Sister of suspect in America’s most famous missing child case says she did right thing
THE sister of a man accused of strangling missing child Etan Patz said reporting the confession years ago was "the right thing" to do, despite officers allegedly failing to follow up on her tip.
Norma Hernandez, the sister of Pedro Hernandez, said she gave information connecting her brother to the disappearance of 6-year-old Etan Patz to a police officer who wrote it down in a little notebook but that was the last she heard of it.
Pedro Hernandez, 51, was charged with second-degree murder on Friday. Authorities say he has confessed in the 33-year-old case of the little boy who vanished from his neighbourhood and changed the way the nation responds to missing children.
Hernandez worked as a stock boy in a small food store on the Manhattan street where Patz was last seen on May 25, 1979, according to court records. According to a charging document, Hernandez told police he "strangled Etan Patz and placed him inside a plastic bag."
Hernandez' 53-year-old sister said she does not remember exactly when she went to Camden police with information from two of her sisters who said their brother confessed in a church prayer group that he had struck a little boy and threw his body in the garbage.
"They both said the same story: My brother confessed in a prayer group from church," Hernandez told Reuters in an interview at her home in Camden, an impoverished city near Philadelphia.
She said she told the officer, "They should check this out."
"Tell the police and they follow it. If not it's not my problem," she said. "I don't have no guilt in my conscience. I thought I did the right thing."
A spokesman for the Camden police could not be reached for comment, but police there told media on Tuesday that this was the first they knew of Norma Hernandez' claim.
Pedro Hernandez' defence attorney has said his client suffers from a history of hallucinations.
Hernandez said her family members are now squabbling over who said what and when. She said she has seven sisters and would not say which ones told her about their brother's alleged confession.
"This family is going to break apart. Everything is changed," she said. "We're not going to have any family."
Hernandez said she used to take her brother to dinner sometimes and last saw him about six months ago. Authorities say he was living in nearby Maple Shade, New Jersey with his wife and daughter.
Patz's highly publicised disappearance prompted President Ronald Reagan to sign into law the Missing Children's Assistance Act in 1984, sparking the start of a non-profit missing children's centre and triggering enormous changes in the way police and the public respond to reports of missing children.
Patz was one of the first missing children whose face appeared on a milk carton appealing to the public for information on his whereabouts.
Last week New York Police Commissioner Raymond Kelly said Hernandez confessed during a videotaped interview that he strangled the boy in the store's basement, placed his body in a bag and dumped it in the trash.
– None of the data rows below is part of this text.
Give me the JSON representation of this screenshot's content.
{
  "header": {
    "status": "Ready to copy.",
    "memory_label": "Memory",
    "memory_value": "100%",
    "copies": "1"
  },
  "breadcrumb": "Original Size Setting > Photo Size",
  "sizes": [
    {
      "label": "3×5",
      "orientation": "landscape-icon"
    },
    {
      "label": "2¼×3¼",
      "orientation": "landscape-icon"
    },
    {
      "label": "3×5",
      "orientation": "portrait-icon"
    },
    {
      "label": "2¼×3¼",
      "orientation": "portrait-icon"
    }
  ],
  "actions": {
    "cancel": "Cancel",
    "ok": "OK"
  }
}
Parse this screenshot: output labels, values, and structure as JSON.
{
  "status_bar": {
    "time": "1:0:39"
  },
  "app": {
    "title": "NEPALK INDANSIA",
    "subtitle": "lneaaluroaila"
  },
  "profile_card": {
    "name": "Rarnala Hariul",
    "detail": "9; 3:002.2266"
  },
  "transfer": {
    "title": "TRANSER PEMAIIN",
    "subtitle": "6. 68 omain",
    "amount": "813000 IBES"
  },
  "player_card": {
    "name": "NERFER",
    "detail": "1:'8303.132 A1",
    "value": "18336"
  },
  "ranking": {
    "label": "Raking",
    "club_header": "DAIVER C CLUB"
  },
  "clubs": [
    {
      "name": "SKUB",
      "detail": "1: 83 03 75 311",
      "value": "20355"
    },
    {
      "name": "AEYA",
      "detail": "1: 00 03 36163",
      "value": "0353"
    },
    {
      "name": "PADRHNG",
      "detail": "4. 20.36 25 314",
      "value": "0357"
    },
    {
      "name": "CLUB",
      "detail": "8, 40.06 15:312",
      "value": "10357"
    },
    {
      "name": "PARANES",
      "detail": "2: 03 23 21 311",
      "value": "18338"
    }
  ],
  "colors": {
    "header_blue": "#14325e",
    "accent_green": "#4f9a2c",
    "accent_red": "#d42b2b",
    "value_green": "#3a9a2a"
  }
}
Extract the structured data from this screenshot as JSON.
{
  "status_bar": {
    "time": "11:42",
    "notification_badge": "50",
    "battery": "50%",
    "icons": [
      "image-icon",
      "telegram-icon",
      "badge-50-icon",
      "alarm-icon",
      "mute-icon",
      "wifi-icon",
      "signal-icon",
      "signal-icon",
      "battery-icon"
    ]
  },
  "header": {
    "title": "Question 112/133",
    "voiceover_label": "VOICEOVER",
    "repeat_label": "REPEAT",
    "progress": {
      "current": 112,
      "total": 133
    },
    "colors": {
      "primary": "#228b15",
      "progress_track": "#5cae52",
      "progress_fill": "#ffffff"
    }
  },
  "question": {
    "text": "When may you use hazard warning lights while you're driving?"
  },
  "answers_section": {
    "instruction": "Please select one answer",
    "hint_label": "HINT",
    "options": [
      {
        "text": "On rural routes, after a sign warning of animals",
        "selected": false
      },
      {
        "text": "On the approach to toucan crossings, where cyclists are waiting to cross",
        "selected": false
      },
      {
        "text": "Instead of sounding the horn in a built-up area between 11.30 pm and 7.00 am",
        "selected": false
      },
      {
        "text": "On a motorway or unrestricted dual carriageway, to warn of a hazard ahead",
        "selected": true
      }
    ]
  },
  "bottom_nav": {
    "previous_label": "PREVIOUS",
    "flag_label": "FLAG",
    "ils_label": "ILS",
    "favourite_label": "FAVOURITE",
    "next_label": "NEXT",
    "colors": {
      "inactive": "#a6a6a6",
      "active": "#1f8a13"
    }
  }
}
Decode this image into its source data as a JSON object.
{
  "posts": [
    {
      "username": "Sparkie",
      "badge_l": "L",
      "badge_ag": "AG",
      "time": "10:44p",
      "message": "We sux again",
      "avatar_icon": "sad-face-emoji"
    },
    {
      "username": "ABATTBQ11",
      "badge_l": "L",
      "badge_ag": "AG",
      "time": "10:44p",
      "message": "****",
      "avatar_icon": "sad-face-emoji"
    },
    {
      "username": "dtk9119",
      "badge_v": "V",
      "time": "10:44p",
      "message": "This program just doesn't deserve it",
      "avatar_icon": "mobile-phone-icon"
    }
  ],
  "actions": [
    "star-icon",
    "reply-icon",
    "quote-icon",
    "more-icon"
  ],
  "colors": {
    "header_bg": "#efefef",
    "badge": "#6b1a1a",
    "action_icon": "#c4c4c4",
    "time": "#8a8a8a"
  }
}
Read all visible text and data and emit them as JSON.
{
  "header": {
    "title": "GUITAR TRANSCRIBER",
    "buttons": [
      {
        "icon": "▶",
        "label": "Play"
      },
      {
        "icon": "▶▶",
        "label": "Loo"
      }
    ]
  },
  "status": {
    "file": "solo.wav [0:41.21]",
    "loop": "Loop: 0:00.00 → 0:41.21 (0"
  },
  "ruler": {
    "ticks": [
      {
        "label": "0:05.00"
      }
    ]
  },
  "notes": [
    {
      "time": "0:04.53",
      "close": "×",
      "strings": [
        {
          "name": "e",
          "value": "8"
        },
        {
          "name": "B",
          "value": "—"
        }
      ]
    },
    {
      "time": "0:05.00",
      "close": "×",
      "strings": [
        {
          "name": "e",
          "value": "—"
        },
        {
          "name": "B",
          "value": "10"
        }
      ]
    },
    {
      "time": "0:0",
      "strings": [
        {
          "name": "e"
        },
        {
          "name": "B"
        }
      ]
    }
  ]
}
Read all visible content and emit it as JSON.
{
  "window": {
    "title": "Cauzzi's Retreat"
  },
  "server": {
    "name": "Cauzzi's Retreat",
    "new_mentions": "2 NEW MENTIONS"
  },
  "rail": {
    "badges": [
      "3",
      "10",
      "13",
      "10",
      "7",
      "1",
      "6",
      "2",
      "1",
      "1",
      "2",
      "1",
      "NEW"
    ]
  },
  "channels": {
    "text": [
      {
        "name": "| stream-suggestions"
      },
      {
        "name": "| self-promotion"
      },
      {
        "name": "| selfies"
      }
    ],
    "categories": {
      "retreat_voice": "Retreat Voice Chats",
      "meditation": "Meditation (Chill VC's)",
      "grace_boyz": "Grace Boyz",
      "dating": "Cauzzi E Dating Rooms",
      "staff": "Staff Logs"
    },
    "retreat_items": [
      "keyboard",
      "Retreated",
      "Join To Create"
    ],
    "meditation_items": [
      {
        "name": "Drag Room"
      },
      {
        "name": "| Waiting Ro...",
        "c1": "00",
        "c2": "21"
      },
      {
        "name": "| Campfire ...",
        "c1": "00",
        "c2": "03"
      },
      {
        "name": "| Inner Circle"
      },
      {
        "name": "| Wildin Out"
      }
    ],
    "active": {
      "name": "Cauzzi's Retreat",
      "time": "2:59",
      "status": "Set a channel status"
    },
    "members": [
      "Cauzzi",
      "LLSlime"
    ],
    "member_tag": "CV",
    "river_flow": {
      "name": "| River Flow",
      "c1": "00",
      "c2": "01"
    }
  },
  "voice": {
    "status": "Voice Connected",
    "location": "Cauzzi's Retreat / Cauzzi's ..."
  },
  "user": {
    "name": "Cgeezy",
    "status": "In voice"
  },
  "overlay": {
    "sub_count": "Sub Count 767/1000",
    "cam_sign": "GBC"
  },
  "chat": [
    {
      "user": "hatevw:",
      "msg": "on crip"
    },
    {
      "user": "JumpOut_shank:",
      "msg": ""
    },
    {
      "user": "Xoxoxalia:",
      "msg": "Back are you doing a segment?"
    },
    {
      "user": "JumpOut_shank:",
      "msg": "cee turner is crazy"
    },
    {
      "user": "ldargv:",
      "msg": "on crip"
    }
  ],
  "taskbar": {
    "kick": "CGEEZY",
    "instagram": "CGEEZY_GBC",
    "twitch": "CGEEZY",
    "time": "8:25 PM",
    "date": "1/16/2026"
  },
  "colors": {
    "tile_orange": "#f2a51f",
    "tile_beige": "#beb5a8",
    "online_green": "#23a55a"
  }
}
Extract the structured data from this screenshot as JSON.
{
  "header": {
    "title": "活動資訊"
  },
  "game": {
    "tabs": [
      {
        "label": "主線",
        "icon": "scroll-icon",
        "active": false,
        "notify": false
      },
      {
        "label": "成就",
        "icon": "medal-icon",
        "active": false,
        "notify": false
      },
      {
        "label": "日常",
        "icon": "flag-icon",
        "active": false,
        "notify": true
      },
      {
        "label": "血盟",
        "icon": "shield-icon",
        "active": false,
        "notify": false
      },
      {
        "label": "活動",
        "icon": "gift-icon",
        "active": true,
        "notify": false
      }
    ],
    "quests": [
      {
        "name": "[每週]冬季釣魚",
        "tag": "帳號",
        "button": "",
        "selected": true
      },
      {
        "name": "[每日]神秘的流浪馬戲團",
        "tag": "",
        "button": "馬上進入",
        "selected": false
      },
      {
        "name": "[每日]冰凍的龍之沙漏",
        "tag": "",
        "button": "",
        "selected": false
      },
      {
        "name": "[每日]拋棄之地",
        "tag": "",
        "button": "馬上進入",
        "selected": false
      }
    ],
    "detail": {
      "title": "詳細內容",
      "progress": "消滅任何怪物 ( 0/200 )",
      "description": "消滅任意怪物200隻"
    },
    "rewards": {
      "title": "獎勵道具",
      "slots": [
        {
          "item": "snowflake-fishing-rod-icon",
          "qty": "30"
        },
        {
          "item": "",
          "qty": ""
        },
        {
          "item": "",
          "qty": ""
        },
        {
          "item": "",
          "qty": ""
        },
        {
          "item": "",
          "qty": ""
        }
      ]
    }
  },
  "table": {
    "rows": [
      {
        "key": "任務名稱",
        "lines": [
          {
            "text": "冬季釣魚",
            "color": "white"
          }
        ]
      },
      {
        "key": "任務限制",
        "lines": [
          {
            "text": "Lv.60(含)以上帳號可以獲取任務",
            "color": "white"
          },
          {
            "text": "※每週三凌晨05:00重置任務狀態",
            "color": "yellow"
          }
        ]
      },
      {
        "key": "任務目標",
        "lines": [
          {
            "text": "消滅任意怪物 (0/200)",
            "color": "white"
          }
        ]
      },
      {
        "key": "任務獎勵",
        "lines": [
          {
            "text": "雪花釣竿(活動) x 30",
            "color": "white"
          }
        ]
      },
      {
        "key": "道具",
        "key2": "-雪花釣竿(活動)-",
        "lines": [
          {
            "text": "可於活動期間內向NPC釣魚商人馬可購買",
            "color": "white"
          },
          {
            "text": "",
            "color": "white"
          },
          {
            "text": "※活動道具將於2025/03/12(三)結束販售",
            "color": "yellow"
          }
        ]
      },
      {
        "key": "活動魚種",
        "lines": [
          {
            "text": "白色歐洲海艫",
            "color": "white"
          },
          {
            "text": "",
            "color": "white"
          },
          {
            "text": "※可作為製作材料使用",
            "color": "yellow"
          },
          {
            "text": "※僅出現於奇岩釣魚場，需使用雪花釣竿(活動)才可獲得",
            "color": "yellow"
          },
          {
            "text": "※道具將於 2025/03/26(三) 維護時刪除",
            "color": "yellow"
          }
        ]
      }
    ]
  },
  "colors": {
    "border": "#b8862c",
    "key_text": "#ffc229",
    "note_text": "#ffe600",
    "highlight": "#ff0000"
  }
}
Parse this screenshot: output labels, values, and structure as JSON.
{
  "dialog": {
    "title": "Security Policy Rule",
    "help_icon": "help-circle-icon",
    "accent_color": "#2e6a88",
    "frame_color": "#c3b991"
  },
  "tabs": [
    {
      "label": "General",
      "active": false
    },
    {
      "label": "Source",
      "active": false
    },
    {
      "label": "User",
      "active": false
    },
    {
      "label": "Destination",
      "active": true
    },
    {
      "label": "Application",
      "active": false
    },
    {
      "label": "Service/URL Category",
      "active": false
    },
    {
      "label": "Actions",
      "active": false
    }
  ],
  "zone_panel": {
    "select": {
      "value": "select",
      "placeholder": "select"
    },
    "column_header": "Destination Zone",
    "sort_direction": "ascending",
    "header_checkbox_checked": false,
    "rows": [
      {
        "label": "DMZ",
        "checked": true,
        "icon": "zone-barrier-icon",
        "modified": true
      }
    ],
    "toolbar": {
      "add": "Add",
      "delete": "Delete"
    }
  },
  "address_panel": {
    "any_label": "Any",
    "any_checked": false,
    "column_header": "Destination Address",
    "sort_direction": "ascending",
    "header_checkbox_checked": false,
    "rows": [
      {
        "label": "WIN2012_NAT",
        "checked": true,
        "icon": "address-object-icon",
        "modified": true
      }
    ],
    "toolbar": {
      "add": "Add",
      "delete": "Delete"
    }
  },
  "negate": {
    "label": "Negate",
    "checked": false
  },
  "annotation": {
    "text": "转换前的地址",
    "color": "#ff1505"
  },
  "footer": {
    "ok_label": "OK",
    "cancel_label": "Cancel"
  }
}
Apart from the confession, however, Kelly said police have no physical evidence.
The break in the case came a month after the FBI and New York Police excavated a basement in a neighbourhood building which failed to yield clues but prompted a tip about Hernandez, who had told family members as far back as 1981 that he had killed a child in New York, Kelly said.